Segment Start: DATA FOR PROCESSING
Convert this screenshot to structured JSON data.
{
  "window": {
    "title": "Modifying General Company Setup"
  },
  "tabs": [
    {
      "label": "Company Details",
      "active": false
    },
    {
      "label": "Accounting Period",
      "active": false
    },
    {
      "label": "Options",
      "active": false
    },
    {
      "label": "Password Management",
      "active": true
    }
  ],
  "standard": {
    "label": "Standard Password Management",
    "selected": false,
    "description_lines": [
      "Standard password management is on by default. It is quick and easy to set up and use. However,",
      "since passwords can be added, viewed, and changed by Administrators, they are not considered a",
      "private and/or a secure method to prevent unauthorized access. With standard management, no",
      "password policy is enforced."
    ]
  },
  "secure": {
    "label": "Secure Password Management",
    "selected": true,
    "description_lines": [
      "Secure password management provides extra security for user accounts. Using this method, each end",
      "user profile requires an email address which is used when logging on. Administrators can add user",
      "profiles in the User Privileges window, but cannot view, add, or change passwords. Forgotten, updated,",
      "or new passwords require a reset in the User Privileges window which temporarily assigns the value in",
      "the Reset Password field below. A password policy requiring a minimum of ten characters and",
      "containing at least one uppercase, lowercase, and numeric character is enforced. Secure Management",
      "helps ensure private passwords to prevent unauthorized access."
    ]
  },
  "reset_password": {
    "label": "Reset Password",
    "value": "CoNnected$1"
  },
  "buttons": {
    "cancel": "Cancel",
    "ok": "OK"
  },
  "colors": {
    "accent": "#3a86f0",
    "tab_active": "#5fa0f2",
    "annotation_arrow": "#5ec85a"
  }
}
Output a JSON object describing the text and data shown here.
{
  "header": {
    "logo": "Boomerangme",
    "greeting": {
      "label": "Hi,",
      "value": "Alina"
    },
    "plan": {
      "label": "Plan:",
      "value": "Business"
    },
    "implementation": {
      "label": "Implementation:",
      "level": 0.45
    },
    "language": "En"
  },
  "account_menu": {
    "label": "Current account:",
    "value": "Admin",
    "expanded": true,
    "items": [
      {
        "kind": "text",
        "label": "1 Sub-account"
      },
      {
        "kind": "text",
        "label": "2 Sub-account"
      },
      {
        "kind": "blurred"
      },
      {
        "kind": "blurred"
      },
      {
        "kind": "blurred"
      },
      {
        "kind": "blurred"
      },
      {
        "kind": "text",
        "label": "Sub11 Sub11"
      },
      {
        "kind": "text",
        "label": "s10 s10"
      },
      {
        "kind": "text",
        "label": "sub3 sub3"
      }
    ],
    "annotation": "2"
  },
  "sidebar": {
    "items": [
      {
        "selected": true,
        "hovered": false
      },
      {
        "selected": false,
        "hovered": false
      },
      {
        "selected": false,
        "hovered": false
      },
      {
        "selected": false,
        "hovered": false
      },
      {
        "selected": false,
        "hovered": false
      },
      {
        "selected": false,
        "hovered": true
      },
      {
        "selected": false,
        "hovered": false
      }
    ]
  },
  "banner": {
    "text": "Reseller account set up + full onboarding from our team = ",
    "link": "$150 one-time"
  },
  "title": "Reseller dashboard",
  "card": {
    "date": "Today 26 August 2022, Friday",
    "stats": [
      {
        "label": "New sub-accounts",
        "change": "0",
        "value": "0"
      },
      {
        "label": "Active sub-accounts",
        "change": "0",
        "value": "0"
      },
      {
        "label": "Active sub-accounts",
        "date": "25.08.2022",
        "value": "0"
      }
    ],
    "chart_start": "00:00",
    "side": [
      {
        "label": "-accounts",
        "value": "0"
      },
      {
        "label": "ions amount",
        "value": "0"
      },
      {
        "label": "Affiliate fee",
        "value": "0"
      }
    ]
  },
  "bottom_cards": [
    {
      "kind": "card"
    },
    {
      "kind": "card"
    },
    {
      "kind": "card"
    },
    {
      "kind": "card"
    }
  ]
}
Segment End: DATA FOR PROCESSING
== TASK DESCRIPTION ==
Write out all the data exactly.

== ANSWER SPACE ==
Convert this screenshot to structured JSON data.
{
  "window": {
    "title": "Modifying General Company Setup"
  },
  "tabs": [
    {
      "label": "Company Details",
      "active": false
    },
    {
      "label": "Accounting Period",
      "active": false
    },
    {
      "label": "Options",
      "active": false
    },
    {
      "label": "Password Management",
      "active": true
    }
  ],
  "standard": {
    "label": "Standard Password Management",
    "selected": false,
    "description_lines": [
      "Standard password management is on by default. It is quick and easy to set up and use. However,",
      "since passwords can be added, viewed, and changed by Administrators, they are not considered a",
      "private and/or a secure method to prevent unauthorized access. With standard management, no",
      "password policy is enforced."
    ]
  },
  "secure": {
    "label": "Secure Password Management",
    "selected": true,
    "description_lines": [
      "Secure password management provides extra security for user accounts. Using this method, each end",
      "user profile requires an email address which is used when logging on. Administrators can add user",
      "profiles in the User Privileges window, but cannot view, add, or change passwords. Forgotten, updated,",
      "or new passwords require a reset in the User Privileges window which temporarily assigns the value in",
      "the Reset Password field below. A password policy requiring a minimum of ten characters and",
      "containing at least one uppercase, lowercase, and numeric character is enforced. Secure Management",
      "helps ensure private passwords to prevent unauthorized access."
    ]
  },
  "reset_password": {
    "label": "Reset Password",
    "value": "CoNnected$1"
  },
  "buttons": {
    "cancel": "Cancel",
    "ok": "OK"
  },
  "colors": {
    "accent": "#3a86f0",
    "tab_active": "#5fa0f2",
    "annotation_arrow": "#5ec85a"
  }
}
Output a JSON object describing the text and data shown here.
{
  "header": {
    "logo": "Boomerangme",
    "greeting": {
      "label": "Hi,",
      "value": "Alina"
    },
    "plan": {
      "label": "Plan:",
      "value": "Business"
    },
    "implementation": {
      "label": "Implementation:",
      "level": 0.45
    },
    "language": "En"
  },
  "account_menu": {
    "label": "Current account:",
    "value": "Admin",
    "expanded": true,
    "items": [
      {
        "kind": "text",
        "label": "1 Sub-account"
      },
      {
        "kind": "text",
        "label": "2 Sub-account"
      },
      {
        "kind": "blurred"
      },
      {
        "kind": "blurred"
      },
      {
        "kind": "blurred"
      },
      {
        "kind": "blurred"
      },
      {
        "kind": "text",
        "label": "Sub11 Sub11"
      },
      {
        "kind": "text",
        "label": "s10 s10"
      },
      {
        "kind": "text",
        "label": "sub3 sub3"
      }
    ],
    "annotation": "2"
  },
  "sidebar": {
    "items": [
      {
        "selected": true,
        "hovered": false
      },
      {
        "selected": false,
        "hovered": false
      },
      {
        "selected": false,
        "hovered": false
      },
      {
        "selected": false,
        "hovered": false
      },
      {
        "selected": false,
        "hovered": false
      },
      {
        "selected": false,
        "hovered": true
      },
      {
        "selected": false,
        "hovered": false
      }
    ]
  },
  "banner": {
    "text": "Reseller account set up + full onboarding from our team = ",
    "link": "$150 one-time"
  },
  "title": "Reseller dashboard",
  "card": {
    "date": "Today 26 August 2022, Friday",
    "stats": [
      {
        "label": "New sub-accounts",
        "change": "0",
        "value": "0"
      },
      {
        "label": "Active sub-accounts",
        "change": "0",
        "value": "0"
      },
      {
        "label": "Active sub-accounts",
        "date": "25.08.2022",
        "value": "0"
      }
    ],
    "chart_start": "00:00",
    "side": [
      {
        "label": "-accounts",
        "value": "0"
      },
      {
        "label": "ions amount",
        "value": "0"
      },
      {
        "label": "Affiliate fee",
        "value": "0"
      }
    ]
  },
  "bottom_cards": [
    {
      "kind": "card"
    },
    {
      "kind": "card"
    },
    {
      "kind": "card"
    },
    {
      "kind": "card"
    }
  ]
}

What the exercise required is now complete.